Ironically, Spotify shuffled to a nice house remix of R. Kelly’s Bump and Grind. As my mind was indeed very distinctly telling me “No“,  I took my headphones out. I could feel so much resistance. It angered me and made me sad that instead of floating off into a day-dream, I righteously deemed it necessary to stay in the present moment. I felt a bit like a Brave New World character without her soma. It felt necessary to stay present though. I ended up just being aware – of a storm inside.

Now, at the end of this mindful day, I can’t proudly declare that I feel at peace. There was no external conflict whatsoever, but I feel like I’d been in a blazing row for hours. With it though, there’s a certain exhausted clarity, like everything has been unreservedly said and it is all out in the open.

Faced with a choice like this again, I will probably choose mindfulness over the day-dream – again. I will stick with this channel called Reality, as we know it, rather than If I were with my friends or some other blissful escape route to rainbows and unicorns. Being honest, in part it is because I “read it in a book” and the high priests say it’s good for me. However, in part it is because I appreciate just how rarely I am even present enough to make this choice.

The day-dreams will happen regardless, the awareness won’t.

how to stop daydreaming

Authenticity and being in the public eye

Larry King is a great interviewer. Lately, he has been talking to increasingly questionable characters. Keeping an open mind, I watched his interview with Dan Bilzerian. [For those who aren’t familiar, Bilzerian has 20 million Instagram followers as of early 2017. He makes his money through poker and spends it in extremely unreserved ways – documenting some of it on Instagram.] At first, the interview seemed surprisingly good.

I am always curious about public personalities – how much of what they say is an act?

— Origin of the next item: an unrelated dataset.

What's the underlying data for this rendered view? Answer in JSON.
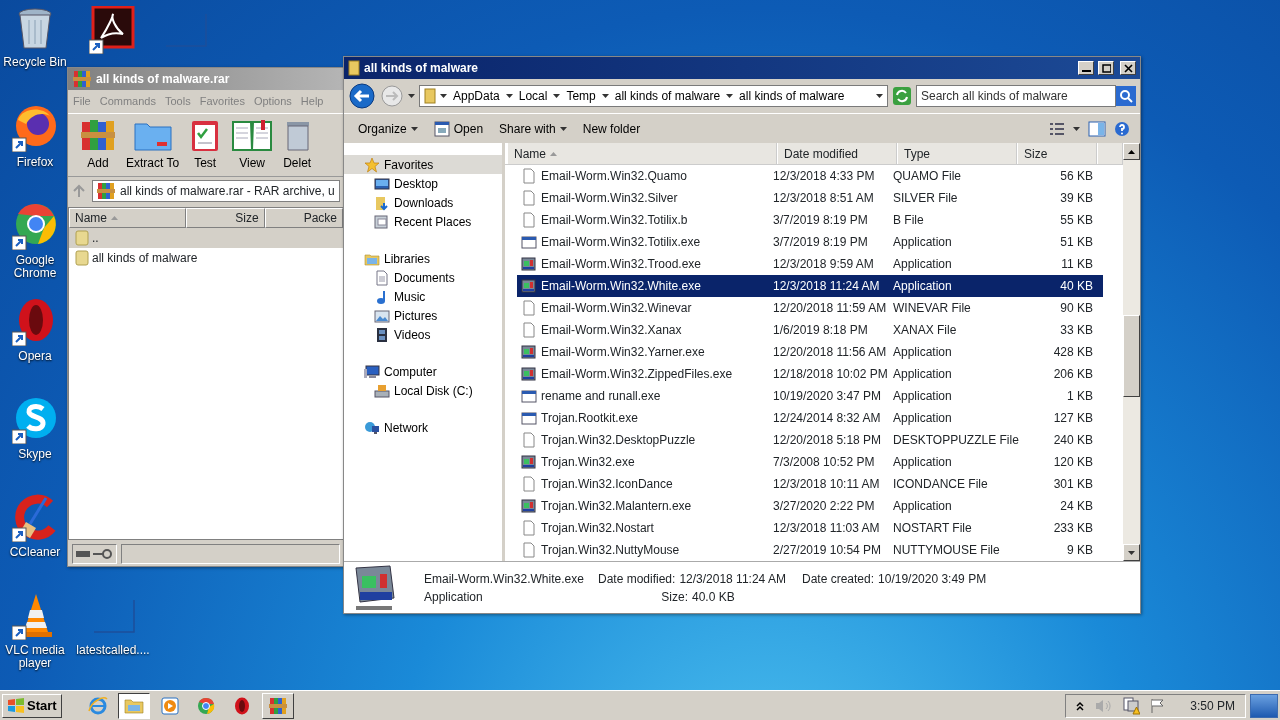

One would imagine that Bilzerian is either a very calculated act, or not an act at all.

Bilzerian said you need to sign an non-disclosure agreement to walk into his house. Fair enough, he values his privacy – after all he has ridiculous numbers of people in his house all the time. He really surprised me when he said that Trump is raw and unfiltered. Could he, a poker player, really think that? I don’t think so. This casts a shadow not on his intelligence, but on the extent to which he is genuine. Hence, it is now a tougher judgement call to interpret what he says. I’m not sure what Bilzerian stands to gain from this statement about Trump. Perhaps, he would associate himself with Trump as they do have some features in common – but that’s obvious as is. Perhaps, to endear himself to Trump supporters? After all, Bilzerian does have more Insta followers than One Direction. Perhaps, it is that both of them use the same marketing strategy – an appearance of being unreserved and unfiltered – and therefore worthy of trust.

One of the things that attracts me to the writings of N.N. Taleb is that they appear to be quite genuine. He is yet to say something that seems completely contradictory to me.

However, I am increasingly suspicious of public figures. Actors are able to laugh at the same joke during the 10th take and still look like it’s real. I wonder if there’s anyone in the public sphere who the audience can afford to take at their word? Suggestions are very welcome. However, it is also possible that being authentic and being in the public eye aren’t compatible.

There’s an inherent contradiction here: people don’t gain a platform to expose their thoughts, they gain it to accomplish something. Being in the public eye has certain risks attached, so it is unlikely that anyone does it without expecting any benefit.

What if a celebrity already has a platform and then decides to use it for some other purpose? It is hard to separate support of good causes from self-promotion through associating oneself with good causes. At best, we are left with uncertainty.

are public figures genuine